Remote, but still connected
There is no denying the power of meeting somebody in person to form a lasting connection, and as events professionals, most of us are advocates of ‘face-to-face’. But what about when some (or all) of your team work remotely?
A new approach to team building may provide the answer to keeping trust, innovation and creativity alive, even across international borders.
So just how common is remote working? When Future Workplace and Virgin Pulse carried out a study, it was found that a third of global employees work remotely. Compare this to just a decade ago, and the number of remote workers has increased by a whopping 115%.
With so many employees working in difference locations, countries, and time zones, it can prove challenging for modern businesses to ensure the free movement of ideas.
After all, it is often a trait of human behaviour that we feel more comfortable making suggestions and sharing ideas with people we have a good relationship with than those that we don’t; so there’s a danger that innovation may be scarce in teams where strong working relationships might not have been given a chance to develop.
The Future Workplace and Virgin Pulse study surveyed over 2,000 managers and employees from 10 different countries on the topic of remote workers. It was found that 45% of leaders felt that they could facilitate stronger relationships between their teams of office and remote workers through face-to-face team building activities and social events. Just 20% said collaborative technologies, such as Slack, could encourage connections. Overall, participants felt that in-person experiences are more impactful.
The examples outlined below represent some of the latest approaches to using team building to help employees build highly-effective working relationships with the co-workers that they hardly ever see.
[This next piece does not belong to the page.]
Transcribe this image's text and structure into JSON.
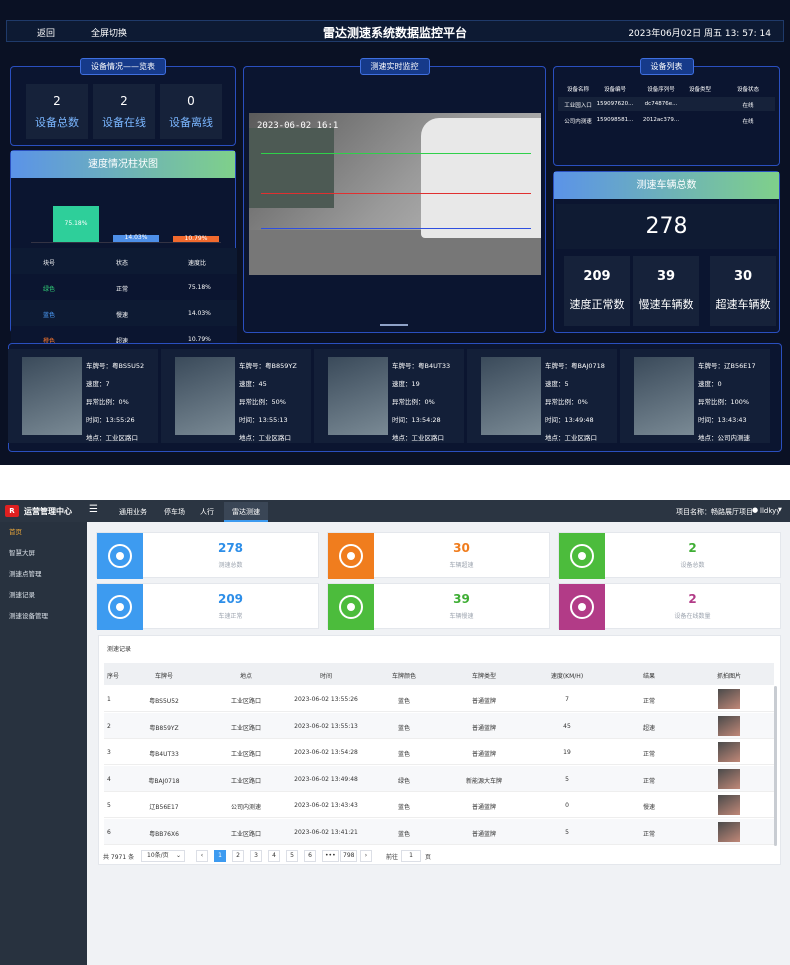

These new team building techniques encourage them to physically achieve a goal together – complete a challenge or memorable feat, as these outcomes are a great way to form bonds that hold fast over long periods without face-to-face contact.
There is an ‘i’ in team, it’s ‘inclusivity’
As simple as it sounds, ensuring all in the team view their colleagues as equal is perhaps the most potent way to ensure a lasting bond.
A great example of this practice is escape room operator, Escape Hunt, whose team building sessions encourage the removal of all hierarchies that exist in the workplace.
This levelling method is designed to bring out the participant’s natural state and reveal strengths, weaknesses, and natural role within a team. The aim is to build high performing teams that solve problems and communicate well based on suitability and ability to perform a task or create a solution, rather than hierarchy.
The inclusivity approach helps to establish trust, which is essential for building long-lasting relationships and helping to break down the barriers that can be felt by remote and freelance workers.
Oh, and here’s another ‘i’- individuality
Experiences tailored for individuals are on the rise. People are increasingly motivated and inspired by different stimuli and seek different personal outcomes, and this is especially true of those working in different environments and across international borders. Personalisation is a buzzword in team building, as much as it is in many other sectors; the internet is awash with blogs and opinions of industry experts expressing the importance of personalising the team building experience.
We think international business coach, Chris Westfall, sums up the mood rather well in his article ‘Ten team building tips for new leaders’ published by Forbes: “The leadership mix focuses on the fifth “p”: personalization…Motivation on a personal level is what matters here. Can you identify what each person on your team really cares about, and phrase your outcomes in terms that speak their language?”
The aim should be to create team building programmes that help individuals learn something new about themselves, and to teach them how to apply this new understanding of the self to their professional performance and relationships. Taking account of individual choice in this way helps ensure remote workers feel important and valued.
One final ‘i’- impression (the lasting kind)
The team building experiences should stick in the mind as once-in-a-life-time memories made with inspiring people. These memories should be savoured. In the digital age, it is simple to capture evocative images of employees bonding during team building activities. Using the photographs as screensavers on work computers or smartphones, sharing them on intranets and placing them in frames around the office – including in the home office – serves as a memory-jog of the relationships they forged.
Remembering these richly-cherished moments of challenge, achievement and friendship is the key to long-lasting team building success. And when back in the office, employees should be encouraged and enabled to continue to build the close working bonds they formed, so their understanding of one another grows. From that growth, highly capable partnerships will forge into strong and effective working teams.